• _WORK REQUEST_:
Find the count of lines in the material below that include the word "expiration". State nothing but that number.

• _DATA TO USE_:
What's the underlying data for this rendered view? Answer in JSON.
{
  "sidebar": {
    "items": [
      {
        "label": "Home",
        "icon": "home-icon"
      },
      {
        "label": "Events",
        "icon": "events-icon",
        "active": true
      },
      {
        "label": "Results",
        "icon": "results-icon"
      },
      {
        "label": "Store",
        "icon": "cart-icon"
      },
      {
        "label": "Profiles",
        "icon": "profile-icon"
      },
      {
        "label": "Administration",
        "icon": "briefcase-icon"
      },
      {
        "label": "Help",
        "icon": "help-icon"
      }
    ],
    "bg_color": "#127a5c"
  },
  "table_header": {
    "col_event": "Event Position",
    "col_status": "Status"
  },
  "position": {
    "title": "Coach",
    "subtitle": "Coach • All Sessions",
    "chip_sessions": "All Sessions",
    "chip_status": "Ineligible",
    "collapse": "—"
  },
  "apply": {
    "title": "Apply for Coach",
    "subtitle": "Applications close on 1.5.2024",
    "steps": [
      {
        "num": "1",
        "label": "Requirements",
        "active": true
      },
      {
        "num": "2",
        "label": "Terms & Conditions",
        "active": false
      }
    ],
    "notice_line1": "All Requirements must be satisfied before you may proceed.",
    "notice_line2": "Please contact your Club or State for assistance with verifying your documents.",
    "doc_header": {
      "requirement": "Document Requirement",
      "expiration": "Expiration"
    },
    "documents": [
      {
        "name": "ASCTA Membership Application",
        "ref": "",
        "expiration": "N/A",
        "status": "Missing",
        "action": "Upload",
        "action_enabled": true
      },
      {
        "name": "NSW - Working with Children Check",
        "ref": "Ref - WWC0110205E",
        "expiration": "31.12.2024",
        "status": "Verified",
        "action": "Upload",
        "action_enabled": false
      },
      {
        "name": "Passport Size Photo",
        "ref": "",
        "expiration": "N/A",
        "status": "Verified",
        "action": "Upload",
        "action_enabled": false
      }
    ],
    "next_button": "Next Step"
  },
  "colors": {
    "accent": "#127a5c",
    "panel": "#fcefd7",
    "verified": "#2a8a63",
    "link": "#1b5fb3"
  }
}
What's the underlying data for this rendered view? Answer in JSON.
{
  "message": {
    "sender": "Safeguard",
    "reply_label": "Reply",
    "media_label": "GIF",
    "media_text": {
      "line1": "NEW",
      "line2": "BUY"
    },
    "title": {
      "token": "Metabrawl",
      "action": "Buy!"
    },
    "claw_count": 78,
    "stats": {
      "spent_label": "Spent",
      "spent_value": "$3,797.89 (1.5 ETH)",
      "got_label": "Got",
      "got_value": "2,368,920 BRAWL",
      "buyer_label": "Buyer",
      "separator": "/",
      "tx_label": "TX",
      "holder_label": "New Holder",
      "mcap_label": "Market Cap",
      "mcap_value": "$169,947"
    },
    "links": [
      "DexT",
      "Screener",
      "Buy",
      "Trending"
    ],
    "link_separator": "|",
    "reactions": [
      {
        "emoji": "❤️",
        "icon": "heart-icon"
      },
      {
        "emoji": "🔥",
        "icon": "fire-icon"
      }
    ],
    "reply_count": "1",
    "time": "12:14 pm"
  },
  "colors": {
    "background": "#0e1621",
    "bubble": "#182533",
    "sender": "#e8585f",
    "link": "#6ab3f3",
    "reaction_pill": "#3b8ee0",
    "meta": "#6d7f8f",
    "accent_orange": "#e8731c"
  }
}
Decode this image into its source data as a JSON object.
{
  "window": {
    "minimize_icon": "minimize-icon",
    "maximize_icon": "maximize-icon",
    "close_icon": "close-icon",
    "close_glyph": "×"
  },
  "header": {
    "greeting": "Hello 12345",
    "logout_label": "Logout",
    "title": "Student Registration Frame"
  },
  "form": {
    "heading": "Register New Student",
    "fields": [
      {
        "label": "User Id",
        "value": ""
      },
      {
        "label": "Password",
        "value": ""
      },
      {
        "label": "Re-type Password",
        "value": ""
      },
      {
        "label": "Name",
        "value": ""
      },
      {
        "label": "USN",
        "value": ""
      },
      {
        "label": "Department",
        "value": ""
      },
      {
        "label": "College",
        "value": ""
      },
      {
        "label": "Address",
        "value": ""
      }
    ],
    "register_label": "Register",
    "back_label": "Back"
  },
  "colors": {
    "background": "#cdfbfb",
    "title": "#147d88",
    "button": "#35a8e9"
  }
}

• _RESPONSE BOX_:
4